The next level up includes bikes in the 350-watt to 500-watt range. These bicycles allow for more significant acceleration off the line but maintain comparable speeds to the lower power of a 250-watt motor.
You shouldn’t expect speeds of over 20 mph with a 500-watt e-bike. Larger riders might not even be able to reach those speeds.
While a 500-watt bicycle will make climbing hills easier for lighter individuals, a heavier rider will still experience some difficulty. However, a 500-watt bike might conquer a small hill without pedal assistance.
A 500-watt motor is still best suited for flat riding with only the occasional hill despite improved acceleration. Still, heavier riders might not be impressed with the upgrade from a 250-watt to a 500-watt motor.
750 Watt to 1,000 Watt
The next level is where all riders will experience a significant difference. A 750-watt motor allows for greater acceleration and a more enjoyable rider experience.
It is not uncommon for a 750-watt e-bike to reach speeds up to 28 mph, ideal for short commutes. While a 1,000-watt bicycle tops out around the same speed, it is more enjoyable for heavier riders.
The bikes within this power range are also considered capable hill-climbers. Unlike the lower power levels, a 750-watt motor should be capable of carrying riders of varying weights uphill without pedal assistance.
The capabilities are similar when comparing a 1,000w to a 750w electric bike. However, a heavier rider will likely be more satisfied with the increased power level.
At 1,500 watts or more, an e-bike begins to enter the territory of a lightweight electric motorcycle. Riders can expect a speed of up to 37 mph, and the power should be more than enough for people of all sizes.

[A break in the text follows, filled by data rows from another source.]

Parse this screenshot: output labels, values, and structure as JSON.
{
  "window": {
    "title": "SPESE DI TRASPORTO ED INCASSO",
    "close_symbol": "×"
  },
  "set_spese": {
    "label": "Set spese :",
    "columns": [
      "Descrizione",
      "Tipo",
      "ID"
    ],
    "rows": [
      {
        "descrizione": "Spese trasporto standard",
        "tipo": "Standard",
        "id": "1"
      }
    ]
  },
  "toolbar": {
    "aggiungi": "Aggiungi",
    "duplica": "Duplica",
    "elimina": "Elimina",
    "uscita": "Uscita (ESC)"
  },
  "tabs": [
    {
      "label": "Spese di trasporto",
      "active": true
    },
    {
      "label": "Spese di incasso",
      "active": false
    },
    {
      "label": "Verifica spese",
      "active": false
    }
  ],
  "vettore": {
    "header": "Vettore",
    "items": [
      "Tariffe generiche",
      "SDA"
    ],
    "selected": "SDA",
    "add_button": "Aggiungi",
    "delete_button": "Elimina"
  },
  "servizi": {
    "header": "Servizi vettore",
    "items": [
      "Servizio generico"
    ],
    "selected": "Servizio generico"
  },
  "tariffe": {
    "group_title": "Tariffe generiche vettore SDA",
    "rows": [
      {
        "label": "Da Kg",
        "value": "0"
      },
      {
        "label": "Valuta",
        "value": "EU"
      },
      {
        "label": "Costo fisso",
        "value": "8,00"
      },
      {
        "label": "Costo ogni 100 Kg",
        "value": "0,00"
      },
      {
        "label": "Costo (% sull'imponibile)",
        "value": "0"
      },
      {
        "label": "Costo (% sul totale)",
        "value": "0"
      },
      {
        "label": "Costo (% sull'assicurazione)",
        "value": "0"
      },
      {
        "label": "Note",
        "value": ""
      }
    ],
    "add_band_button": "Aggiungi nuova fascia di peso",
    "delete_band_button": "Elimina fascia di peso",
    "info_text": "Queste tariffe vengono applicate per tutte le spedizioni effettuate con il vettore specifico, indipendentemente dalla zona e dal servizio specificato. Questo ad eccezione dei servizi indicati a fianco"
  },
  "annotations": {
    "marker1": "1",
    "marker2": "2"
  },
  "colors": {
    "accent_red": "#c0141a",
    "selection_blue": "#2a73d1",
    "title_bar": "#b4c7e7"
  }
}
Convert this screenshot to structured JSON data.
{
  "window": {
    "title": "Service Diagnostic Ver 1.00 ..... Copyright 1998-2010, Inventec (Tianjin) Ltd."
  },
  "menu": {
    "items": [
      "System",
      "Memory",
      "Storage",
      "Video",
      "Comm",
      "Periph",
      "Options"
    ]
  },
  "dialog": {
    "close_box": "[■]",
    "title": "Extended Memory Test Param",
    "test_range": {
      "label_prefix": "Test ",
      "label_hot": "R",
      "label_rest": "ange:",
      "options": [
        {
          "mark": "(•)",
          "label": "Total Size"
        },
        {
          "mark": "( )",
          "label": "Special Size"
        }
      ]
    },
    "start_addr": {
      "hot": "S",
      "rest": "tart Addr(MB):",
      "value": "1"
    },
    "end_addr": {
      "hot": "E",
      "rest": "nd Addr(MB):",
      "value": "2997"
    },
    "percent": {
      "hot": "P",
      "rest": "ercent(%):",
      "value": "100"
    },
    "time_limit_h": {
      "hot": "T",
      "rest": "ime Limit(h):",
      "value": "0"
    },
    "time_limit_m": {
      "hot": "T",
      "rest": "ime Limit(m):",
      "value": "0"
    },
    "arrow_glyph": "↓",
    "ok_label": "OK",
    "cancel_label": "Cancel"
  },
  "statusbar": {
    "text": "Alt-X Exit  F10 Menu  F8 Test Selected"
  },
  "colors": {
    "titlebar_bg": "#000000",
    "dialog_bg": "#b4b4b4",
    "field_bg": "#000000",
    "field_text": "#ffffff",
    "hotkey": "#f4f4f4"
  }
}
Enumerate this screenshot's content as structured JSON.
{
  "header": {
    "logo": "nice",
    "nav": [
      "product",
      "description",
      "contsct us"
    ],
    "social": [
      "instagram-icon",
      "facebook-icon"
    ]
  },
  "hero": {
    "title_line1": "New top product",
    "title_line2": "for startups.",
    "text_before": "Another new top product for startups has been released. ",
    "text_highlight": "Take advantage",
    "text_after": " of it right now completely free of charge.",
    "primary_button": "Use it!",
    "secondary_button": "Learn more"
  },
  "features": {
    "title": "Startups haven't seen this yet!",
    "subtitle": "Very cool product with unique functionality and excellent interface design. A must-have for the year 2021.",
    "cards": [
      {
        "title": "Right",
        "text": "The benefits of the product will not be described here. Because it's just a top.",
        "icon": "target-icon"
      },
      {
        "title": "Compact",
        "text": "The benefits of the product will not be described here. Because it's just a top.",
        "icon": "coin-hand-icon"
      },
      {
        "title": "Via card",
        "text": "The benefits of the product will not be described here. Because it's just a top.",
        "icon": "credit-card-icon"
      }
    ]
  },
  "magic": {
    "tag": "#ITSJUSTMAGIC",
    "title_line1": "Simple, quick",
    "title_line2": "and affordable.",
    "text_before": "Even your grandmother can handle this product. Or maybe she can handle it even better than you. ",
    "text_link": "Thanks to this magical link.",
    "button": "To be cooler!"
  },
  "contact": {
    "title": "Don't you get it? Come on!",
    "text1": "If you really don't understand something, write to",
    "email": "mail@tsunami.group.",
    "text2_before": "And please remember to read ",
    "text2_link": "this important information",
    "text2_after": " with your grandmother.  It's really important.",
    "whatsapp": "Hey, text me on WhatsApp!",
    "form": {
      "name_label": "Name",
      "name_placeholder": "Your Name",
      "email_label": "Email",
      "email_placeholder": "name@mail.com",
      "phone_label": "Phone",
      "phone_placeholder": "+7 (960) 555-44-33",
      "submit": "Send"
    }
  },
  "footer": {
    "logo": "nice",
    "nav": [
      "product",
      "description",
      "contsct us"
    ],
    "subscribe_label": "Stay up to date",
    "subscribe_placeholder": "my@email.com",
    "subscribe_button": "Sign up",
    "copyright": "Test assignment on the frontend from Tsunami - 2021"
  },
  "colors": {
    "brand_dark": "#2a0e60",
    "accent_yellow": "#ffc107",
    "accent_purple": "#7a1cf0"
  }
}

The bikes in this power range are for exploration and are typically more than anyone needs for a daily commute or joyride. These bikes are power-horses and are capable of any adventure you have in mind.
However, keep in mind that with more power comes a higher price tag. Also, e-bikes with such wattage will require unique sprockets and chains to maintain functionality.
Is a 750 Watt Electric Bike Right for You?
If you want to average riding or daily commutes, a 750-watt bicycle is perfect. The power is ideal for carrying most riders over flat and hilly terrain. Now that you know the power levels available, it is time to pick a bike. Are 750 watts enough for you, or do you need 1000 watts? If you are still undecided, contact the experts at ZuGo Bikes and check out the best 750-watt electric bike while you’re at it.